→ **ABOUT THIS EXERCISE**
Copy out every line holding the string "Mapme" from the records below.

→ **Data records for software interfaces**
# # # # #

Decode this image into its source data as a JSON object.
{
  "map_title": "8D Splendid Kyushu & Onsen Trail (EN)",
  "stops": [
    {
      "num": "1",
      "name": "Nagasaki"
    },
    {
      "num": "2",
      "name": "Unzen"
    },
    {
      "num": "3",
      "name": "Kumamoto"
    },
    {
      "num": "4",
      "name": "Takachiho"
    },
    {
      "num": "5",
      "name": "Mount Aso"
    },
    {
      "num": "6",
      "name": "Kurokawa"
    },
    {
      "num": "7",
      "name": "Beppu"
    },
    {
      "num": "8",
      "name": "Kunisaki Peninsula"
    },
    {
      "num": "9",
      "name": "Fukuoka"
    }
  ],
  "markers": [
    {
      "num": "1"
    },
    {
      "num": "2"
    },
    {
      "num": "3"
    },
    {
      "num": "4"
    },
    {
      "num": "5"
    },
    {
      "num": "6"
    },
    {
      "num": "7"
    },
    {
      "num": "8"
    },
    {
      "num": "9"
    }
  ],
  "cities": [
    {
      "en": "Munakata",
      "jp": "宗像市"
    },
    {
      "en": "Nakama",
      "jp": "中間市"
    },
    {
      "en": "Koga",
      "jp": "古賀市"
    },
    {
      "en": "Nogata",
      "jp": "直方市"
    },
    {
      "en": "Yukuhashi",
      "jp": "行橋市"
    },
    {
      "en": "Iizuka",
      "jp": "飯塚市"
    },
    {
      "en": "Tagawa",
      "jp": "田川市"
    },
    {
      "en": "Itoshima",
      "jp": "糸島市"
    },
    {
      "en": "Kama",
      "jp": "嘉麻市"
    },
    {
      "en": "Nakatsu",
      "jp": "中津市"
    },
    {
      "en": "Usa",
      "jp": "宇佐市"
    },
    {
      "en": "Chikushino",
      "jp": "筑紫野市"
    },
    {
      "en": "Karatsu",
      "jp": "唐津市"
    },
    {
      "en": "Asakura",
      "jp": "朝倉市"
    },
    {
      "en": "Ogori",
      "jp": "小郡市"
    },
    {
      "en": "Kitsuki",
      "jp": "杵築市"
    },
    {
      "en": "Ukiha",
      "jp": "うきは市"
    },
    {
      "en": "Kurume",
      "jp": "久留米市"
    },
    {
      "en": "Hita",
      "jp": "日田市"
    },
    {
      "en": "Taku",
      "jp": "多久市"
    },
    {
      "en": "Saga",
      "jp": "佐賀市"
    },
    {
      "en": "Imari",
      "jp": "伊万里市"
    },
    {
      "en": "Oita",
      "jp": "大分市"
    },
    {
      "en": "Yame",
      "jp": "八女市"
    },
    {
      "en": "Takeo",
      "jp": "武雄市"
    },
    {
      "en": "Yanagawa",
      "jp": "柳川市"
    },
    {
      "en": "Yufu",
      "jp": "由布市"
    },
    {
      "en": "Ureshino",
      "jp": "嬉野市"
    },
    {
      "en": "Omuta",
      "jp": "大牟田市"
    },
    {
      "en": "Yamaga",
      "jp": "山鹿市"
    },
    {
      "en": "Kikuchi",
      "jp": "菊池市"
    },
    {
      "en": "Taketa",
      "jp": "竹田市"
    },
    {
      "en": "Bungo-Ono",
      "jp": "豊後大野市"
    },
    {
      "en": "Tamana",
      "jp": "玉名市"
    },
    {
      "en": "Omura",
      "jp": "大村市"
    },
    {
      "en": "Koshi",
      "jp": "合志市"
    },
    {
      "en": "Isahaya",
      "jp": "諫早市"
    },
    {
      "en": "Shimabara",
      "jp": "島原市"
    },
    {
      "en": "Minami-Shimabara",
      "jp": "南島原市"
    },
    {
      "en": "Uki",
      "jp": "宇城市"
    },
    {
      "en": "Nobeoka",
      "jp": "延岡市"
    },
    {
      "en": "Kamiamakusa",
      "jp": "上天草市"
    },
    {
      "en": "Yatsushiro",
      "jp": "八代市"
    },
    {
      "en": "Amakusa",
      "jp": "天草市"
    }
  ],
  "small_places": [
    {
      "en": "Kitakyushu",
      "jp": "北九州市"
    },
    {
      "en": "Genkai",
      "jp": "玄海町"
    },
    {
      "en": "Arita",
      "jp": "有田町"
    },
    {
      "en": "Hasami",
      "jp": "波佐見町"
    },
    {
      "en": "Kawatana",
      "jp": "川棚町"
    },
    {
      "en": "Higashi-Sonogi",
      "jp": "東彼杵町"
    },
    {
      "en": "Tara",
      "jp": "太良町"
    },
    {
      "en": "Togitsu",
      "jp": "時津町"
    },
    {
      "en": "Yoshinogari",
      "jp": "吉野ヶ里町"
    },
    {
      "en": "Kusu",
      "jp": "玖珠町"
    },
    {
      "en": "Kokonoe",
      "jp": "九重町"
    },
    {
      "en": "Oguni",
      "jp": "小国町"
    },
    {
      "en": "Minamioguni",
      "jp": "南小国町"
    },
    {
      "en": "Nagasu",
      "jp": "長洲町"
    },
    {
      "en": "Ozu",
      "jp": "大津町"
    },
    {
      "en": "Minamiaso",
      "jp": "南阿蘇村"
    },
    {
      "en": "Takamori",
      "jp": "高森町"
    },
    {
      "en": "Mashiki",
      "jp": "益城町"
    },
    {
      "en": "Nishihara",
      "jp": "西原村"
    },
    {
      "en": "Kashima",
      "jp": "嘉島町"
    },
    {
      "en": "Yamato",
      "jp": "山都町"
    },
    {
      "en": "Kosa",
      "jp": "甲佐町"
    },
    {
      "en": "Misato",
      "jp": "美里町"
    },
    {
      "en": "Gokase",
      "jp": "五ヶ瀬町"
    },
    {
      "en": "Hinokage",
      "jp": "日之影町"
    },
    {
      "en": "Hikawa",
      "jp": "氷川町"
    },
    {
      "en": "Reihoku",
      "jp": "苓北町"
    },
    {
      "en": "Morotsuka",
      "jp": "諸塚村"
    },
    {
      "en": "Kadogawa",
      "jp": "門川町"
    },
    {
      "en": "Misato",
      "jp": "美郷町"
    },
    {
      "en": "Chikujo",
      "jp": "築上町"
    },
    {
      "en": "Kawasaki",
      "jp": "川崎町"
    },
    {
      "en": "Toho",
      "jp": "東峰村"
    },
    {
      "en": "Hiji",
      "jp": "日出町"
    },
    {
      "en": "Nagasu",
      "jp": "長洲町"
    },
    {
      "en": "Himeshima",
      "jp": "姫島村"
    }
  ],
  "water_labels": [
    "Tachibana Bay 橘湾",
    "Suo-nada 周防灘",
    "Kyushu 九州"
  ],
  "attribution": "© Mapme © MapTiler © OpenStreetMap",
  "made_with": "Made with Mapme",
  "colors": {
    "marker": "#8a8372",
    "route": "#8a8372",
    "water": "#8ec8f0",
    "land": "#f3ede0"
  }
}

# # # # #

→ **ANSWER FOR THIS EXERCISE**
  "attribution": "© Mapme © MapTiler © OpenStreetMap",
  "made_with": "Made with Mapme",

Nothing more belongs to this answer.